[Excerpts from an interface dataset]
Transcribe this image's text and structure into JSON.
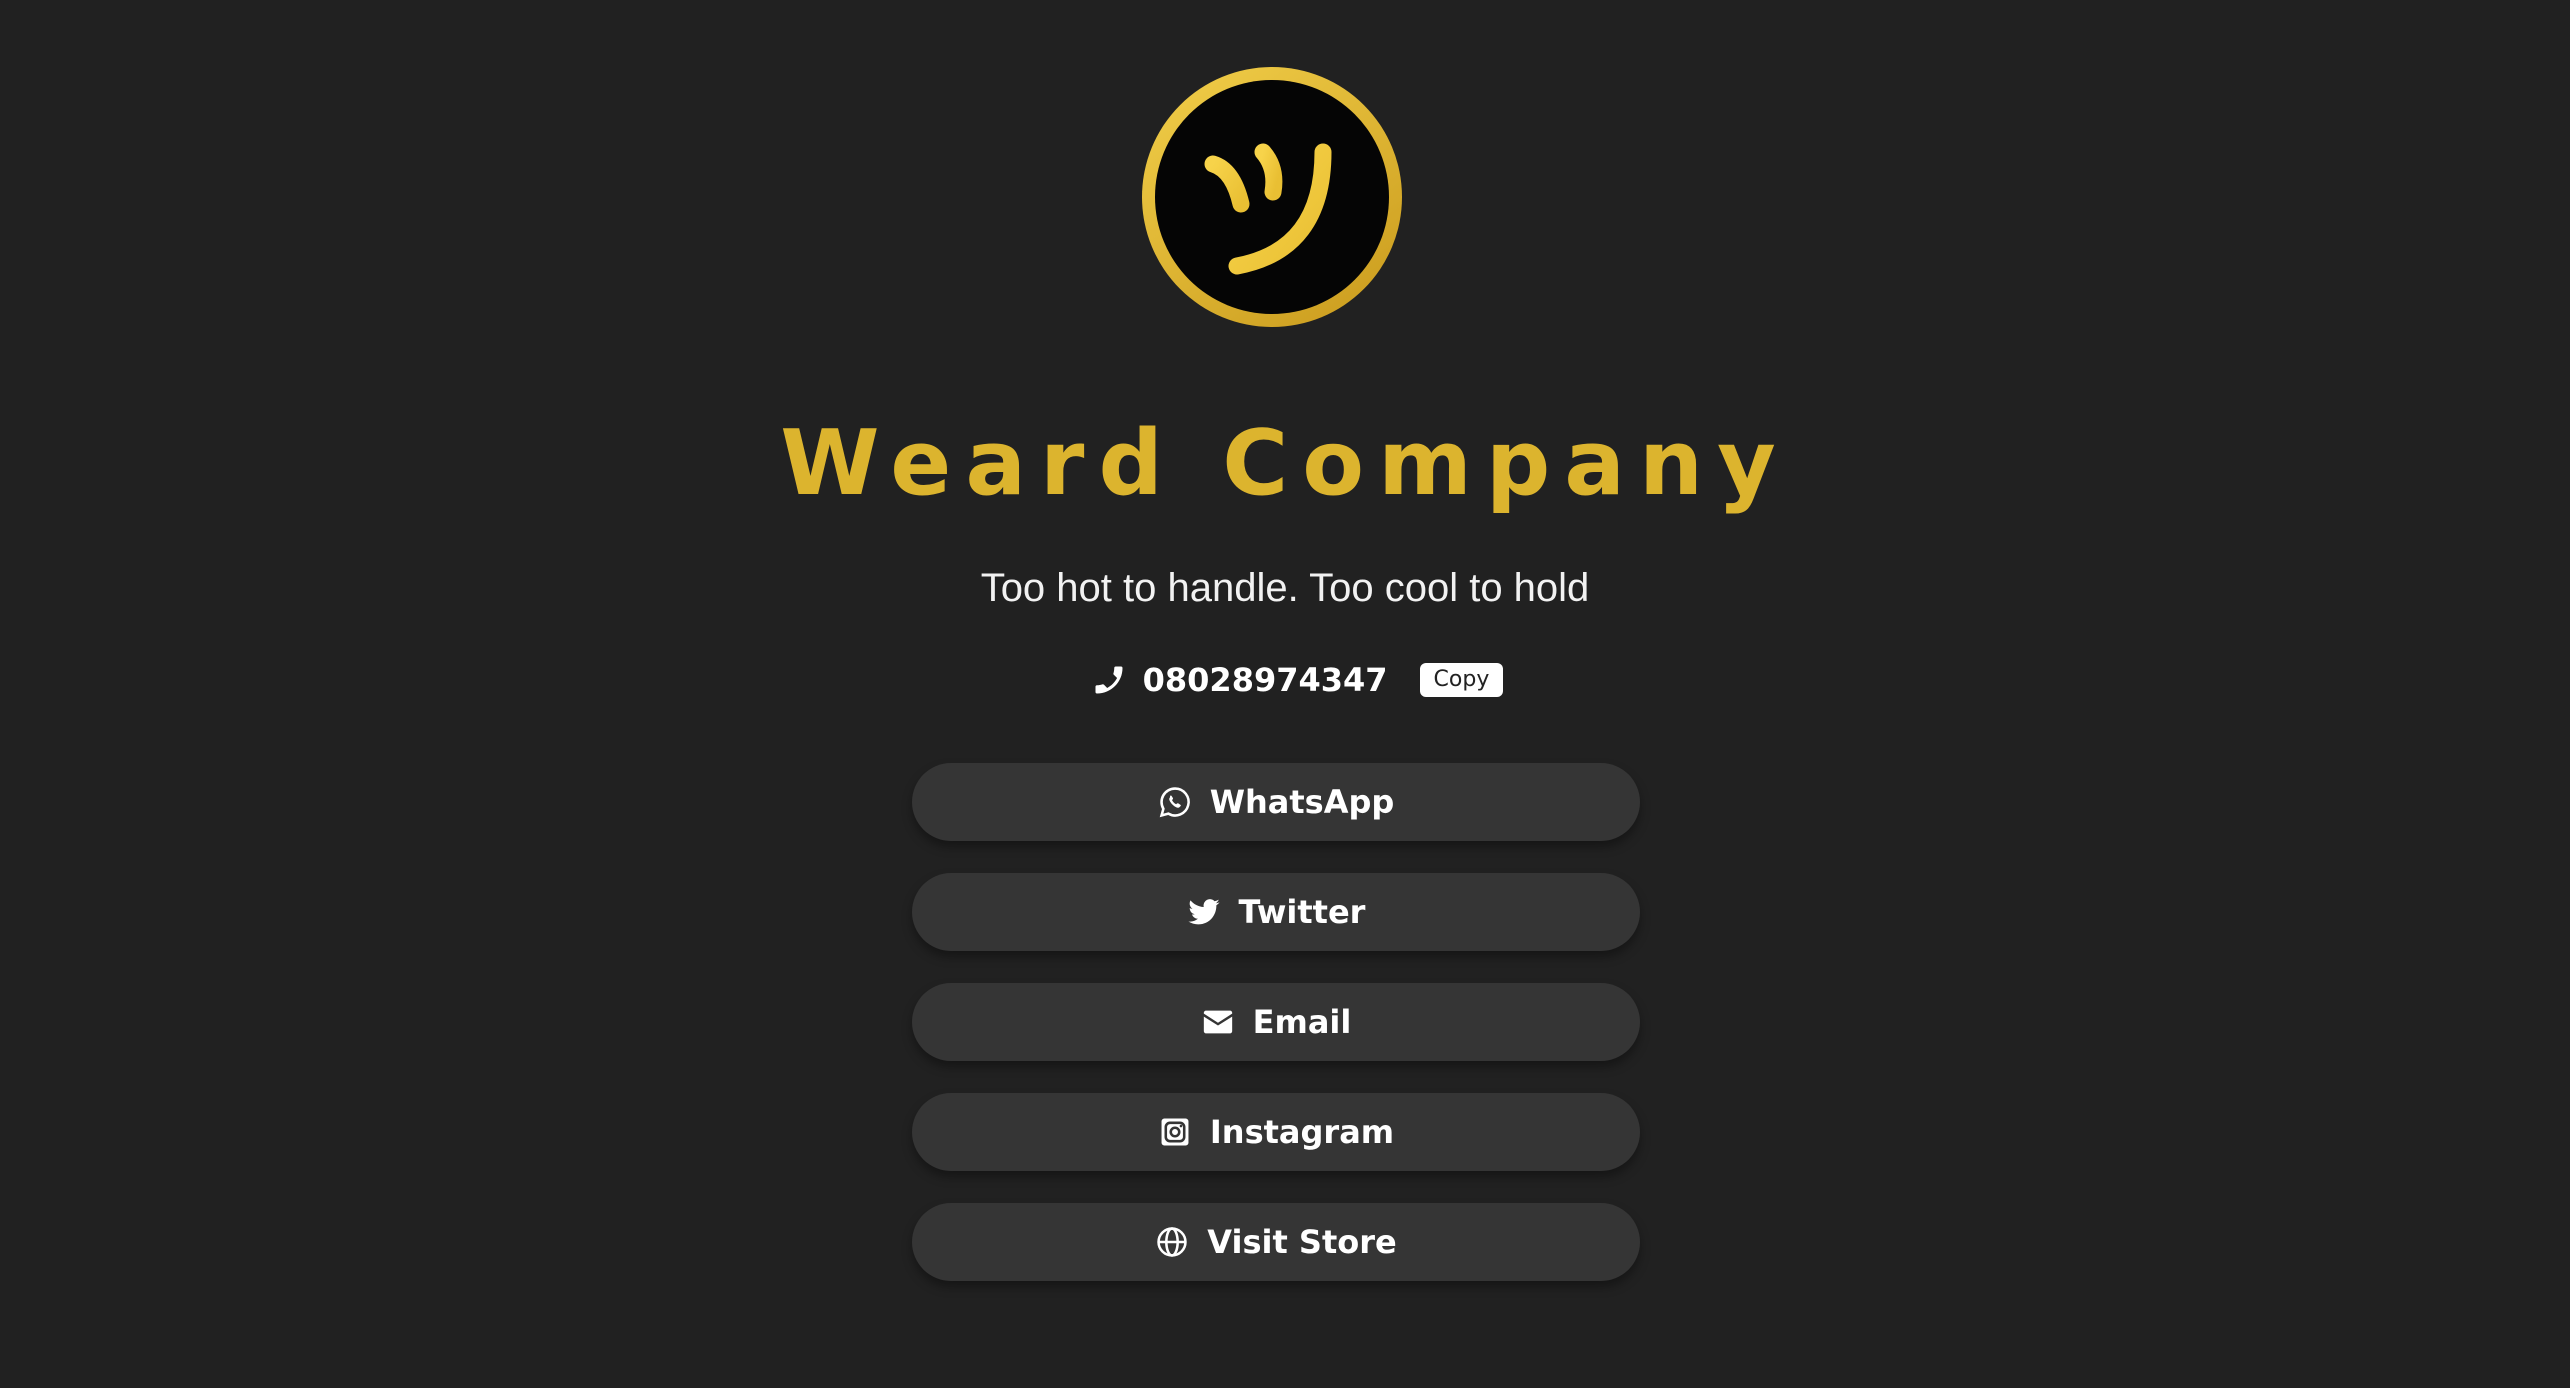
{
  "brand": {
    "name": "Weard Company",
    "tagline": "Too hot to handle. Too cool to hold",
    "logo_icon": "smiley-tsu-logo"
  },
  "contact": {
    "phone_icon": "phone-icon",
    "phone_number": "08028974347",
    "copy_label": "Copy"
  },
  "links": [
    {
      "label": "WhatsApp",
      "icon": "whatsapp-icon"
    },
    {
      "label": "Twitter",
      "icon": "twitter-icon"
    },
    {
      "label": "Email",
      "icon": "envelope-icon"
    },
    {
      "label": "Instagram",
      "icon": "instagram-icon"
    },
    {
      "label": "Visit Store",
      "icon": "globe-icon"
    }
  ],
  "colors": {
    "background": "#212121",
    "accent_gold": "#dcb42e",
    "button_bg": "#353535"
  }
}
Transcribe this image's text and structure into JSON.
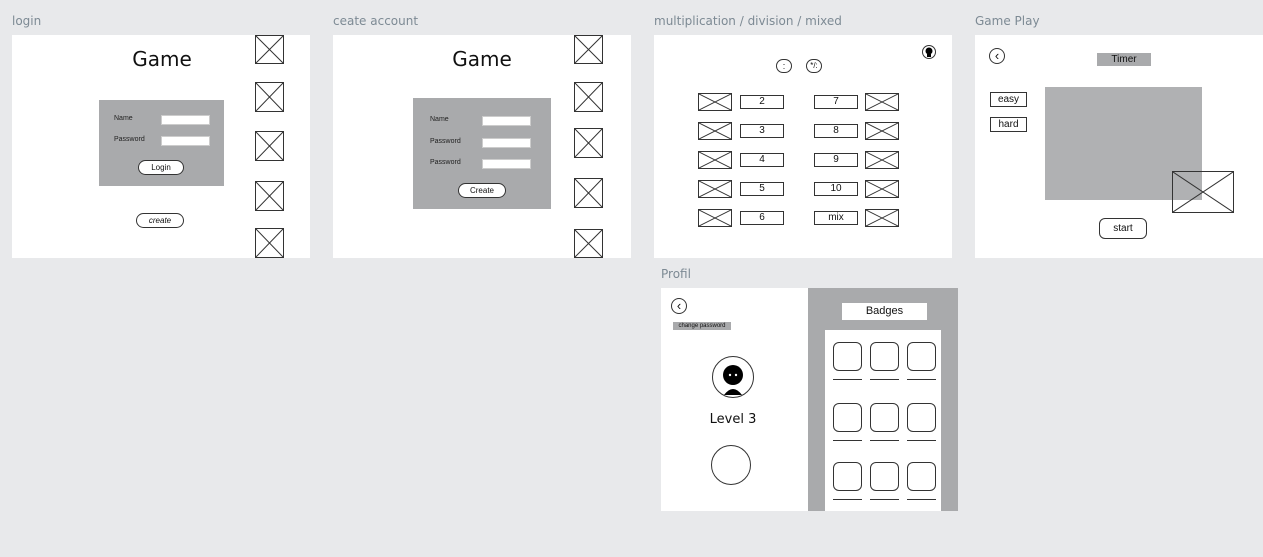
{
  "frames": {
    "login": "login",
    "create": "ceate account",
    "mult": "multiplication / division / mixed",
    "gameplay": "Game Play",
    "profil": "Profil"
  },
  "login": {
    "title": "Game",
    "name_label": "Name",
    "password_label": "Password",
    "login_button": "Login",
    "create_button": "create"
  },
  "create_account": {
    "title": "Game",
    "name_label": "Name",
    "password_label": "Password",
    "password2_label": "Password",
    "create_button": "Create"
  },
  "mult": {
    "op_div": ":",
    "op_mixed": "*/:",
    "left_numbers": [
      "2",
      "3",
      "4",
      "5",
      "6"
    ],
    "right_numbers": [
      "7",
      "8",
      "9",
      "10",
      "mix"
    ]
  },
  "gameplay": {
    "back": "‹",
    "timer": "Timer",
    "easy": "easy",
    "hard": "hard",
    "start": "start"
  },
  "profil": {
    "back": "‹",
    "change_password": "change password",
    "level": "Level 3",
    "badges_title": "Badges"
  }
}
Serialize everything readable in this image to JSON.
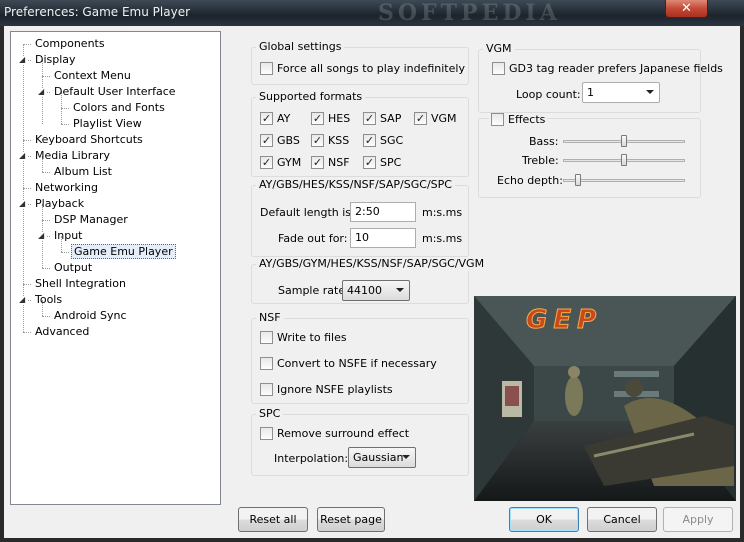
{
  "window": {
    "title": "Preferences: Game Emu Player",
    "watermark": "SOFTPEDIA",
    "close_icon": "close-icon"
  },
  "tree": {
    "items": [
      {
        "label": "Components"
      },
      {
        "label": "Display",
        "expanded": true
      },
      {
        "label": "Context Menu"
      },
      {
        "label": "Default User Interface",
        "expanded": true
      },
      {
        "label": "Colors and Fonts"
      },
      {
        "label": "Playlist View"
      },
      {
        "label": "Keyboard Shortcuts"
      },
      {
        "label": "Media Library",
        "expanded": true
      },
      {
        "label": "Album List"
      },
      {
        "label": "Networking"
      },
      {
        "label": "Playback",
        "expanded": true
      },
      {
        "label": "DSP Manager"
      },
      {
        "label": "Input",
        "expanded": true
      },
      {
        "label": "Game Emu Player",
        "selected": true
      },
      {
        "label": "Output"
      },
      {
        "label": "Shell Integration"
      },
      {
        "label": "Tools",
        "expanded": true
      },
      {
        "label": "Android Sync"
      },
      {
        "label": "Advanced"
      }
    ]
  },
  "global": {
    "title": "Global settings",
    "force_label": "Force all songs to play indefinitely",
    "force_checked": false
  },
  "formats": {
    "title": "Supported formats",
    "items": [
      {
        "label": "AY",
        "checked": true
      },
      {
        "label": "HES",
        "checked": true
      },
      {
        "label": "SAP",
        "checked": true
      },
      {
        "label": "VGM",
        "checked": true
      },
      {
        "label": "GBS",
        "checked": true
      },
      {
        "label": "KSS",
        "checked": true
      },
      {
        "label": "SGC",
        "checked": true
      },
      {
        "label": "GYM",
        "checked": true
      },
      {
        "label": "NSF",
        "checked": true
      },
      {
        "label": "SPC",
        "checked": true
      }
    ]
  },
  "length": {
    "title": "AY/GBS/HES/KSS/NSF/SAP/SGC/SPC",
    "default_label": "Default length is:",
    "default_value": "2:50",
    "fade_label": "Fade out for:",
    "fade_value": "10",
    "unit": "m:s.ms"
  },
  "rate": {
    "title": "AY/GBS/GYM/HES/KSS/NSF/SAP/SGC/VGM",
    "label": "Sample rate:",
    "value": "44100"
  },
  "nsf": {
    "title": "NSF",
    "write_label": "Write to files",
    "convert_label": "Convert to NSFE if necessary",
    "ignore_label": "Ignore NSFE playlists"
  },
  "spc": {
    "title": "SPC",
    "surround_label": "Remove surround effect",
    "interp_label": "Interpolation:",
    "interp_value": "Gaussian"
  },
  "vgm": {
    "title": "VGM",
    "gd3_label": "GD3 tag reader prefers Japanese fields",
    "loop_label": "Loop count:",
    "loop_value": "1"
  },
  "effects": {
    "title": "Effects",
    "checked": false,
    "bass_label": "Bass:",
    "bass_level": 0.5,
    "treble_label": "Treble:",
    "treble_level": 0.5,
    "echo_label": "Echo depth:",
    "echo_level": 0.1
  },
  "shot": {
    "logo": "GEP"
  },
  "buttons": {
    "reset_all": "Reset all",
    "reset_page": "Reset page",
    "ok": "OK",
    "cancel": "Cancel",
    "apply": "Apply"
  }
}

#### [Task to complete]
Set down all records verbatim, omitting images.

#### [Exercise answer]
Transcribe this image's text and structure into JSON.
{
  "brand": {
    "name": "Weard Company",
    "tagline": "Too hot to handle. Too cool to hold",
    "logo_icon": "smiley-tsu-logo"
  },
  "contact": {
    "phone_icon": "phone-icon",
    "phone_number": "08028974347",
    "copy_label": "Copy"
  },
  "links": [
    {
      "label": "WhatsApp",
      "icon": "whatsapp-icon"
    },
    {
      "label": "Twitter",
      "icon": "twitter-icon"
    },
    {
      "label": "Email",
      "icon": "envelope-icon"
    },
    {
      "label": "Instagram",
      "icon": "instagram-icon"
    },
    {
      "label": "Visit Store",
      "icon": "globe-icon"
    }
  ],
  "colors": {
    "background": "#212121",
    "accent_gold": "#dcb42e",
    "button_bg": "#353535"
  }
}
Transcribe this image's text and structure into JSON.
{
  "frames": {
    "login": "login",
    "create": "ceate account",
    "mult": "multiplication / division / mixed",
    "gameplay": "Game Play",
    "profil": "Profil"
  },
  "login": {
    "title": "Game",
    "name_label": "Name",
    "password_label": "Password",
    "login_button": "Login",
    "create_button": "create"
  },
  "create_account": {
    "title": "Game",
    "name_label": "Name",
    "password_label": "Password",
    "password2_label": "Password",
    "create_button": "Create"
  },
  "mult": {
    "op_div": ":",
    "op_mixed": "*/:",
    "left_numbers": [
      "2",
      "3",
      "4",
      "5",
      "6"
    ],
    "right_numbers": [
      "7",
      "8",
      "9",
      "10",
      "mix"
    ]
  },
  "gameplay": {
    "back": "‹",
    "timer": "Timer",
    "easy": "easy",
    "hard": "hard",
    "start": "start"
  },
  "profil": {
    "back": "‹",
    "change_password": "change password",
    "level": "Level 3",
    "badges_title": "Badges"
  }
}
Serialize everything readable in this image to JSON.
{
  "window": {
    "title": "Preferences: Game Emu Player",
    "watermark": "SOFTPEDIA",
    "close_icon": "close-icon"
  },
  "tree": {
    "items": [
      {
        "label": "Components"
      },
      {
        "label": "Display",
        "expanded": true
      },
      {
        "label": "Context Menu"
      },
      {
        "label": "Default User Interface",
        "expanded": true
      },
      {
        "label": "Colors and Fonts"
      },
      {
        "label": "Playlist View"
      },
      {
        "label": "Keyboard Shortcuts"
      },
      {
        "label": "Media Library",
        "expanded": true
      },
      {
        "label": "Album List"
      },
      {
        "label": "Networking"
      },
      {
        "label": "Playback",
        "expanded": true
      },
      {
        "label": "DSP Manager"
      },
      {
        "label": "Input",
        "expanded": true
      },
      {
        "label": "Game Emu Player",
        "selected": true
      },
      {
        "label": "Output"
      },
      {
        "label": "Shell Integration"
      },
      {
        "label": "Tools",
        "expanded": true
      },
      {
        "label": "Android Sync"
      },
      {
        "label": "Advanced"
      }
    ]
  },
  "global": {
    "title": "Global settings",
    "force_label": "Force all songs to play indefinitely",
    "force_checked": false
  },
  "formats": {
    "title": "Supported formats",
    "items": [
      {
        "label": "AY",
        "checked": true
      },
      {
        "label": "HES",
        "checked": true
      },
      {
        "label": "SAP",
        "checked": true
      },
      {
        "label": "VGM",
        "checked": true
      },
      {
        "label": "GBS",
        "checked": true
      },
      {
        "label": "KSS",
        "checked": true
      },
      {
        "label": "SGC",
        "checked": true
      },
      {
        "label": "GYM",
        "checked": true
      },
      {
        "label": "NSF",
        "checked": true
      },
      {
        "label": "SPC",
        "checked": true
      }
    ]
  },
  "length": {
    "title": "AY/GBS/HES/KSS/NSF/SAP/SGC/SPC",
    "default_label": "Default length is:",
    "default_value": "2:50",
    "fade_label": "Fade out for:",
    "fade_value": "10",
    "unit": "m:s.ms"
  },
  "rate": {
    "title": "AY/GBS/GYM/HES/KSS/NSF/SAP/SGC/VGM",
    "label": "Sample rate:",
    "value": "44100"
  },
  "nsf": {
    "title": "NSF",
    "write_label": "Write to files",
    "convert_label": "Convert to NSFE if necessary",
    "ignore_label": "Ignore NSFE playlists"
  },
  "spc": {
    "title": "SPC",
    "surround_label": "Remove surround effect",
    "interp_label": "Interpolation:",
    "interp_value": "Gaussian"
  },
  "vgm": {
    "title": "VGM",
    "gd3_label": "GD3 tag reader prefers Japanese fields",
    "loop_label": "Loop count:",
    "loop_value": "1"
  },
  "effects": {
    "title": "Effects",
    "checked": false,
    "bass_label": "Bass:",
    "bass_level": 0.5,
    "treble_label": "Treble:",
    "treble_level": 0.5,
    "echo_label": "Echo depth:",
    "echo_level": 0.1
  },
  "shot": {
    "logo": "GEP"
  },
  "buttons": {
    "reset_all": "Reset all",
    "reset_page": "Reset page",
    "ok": "OK",
    "cancel": "Cancel",
    "apply": "Apply"
  }
}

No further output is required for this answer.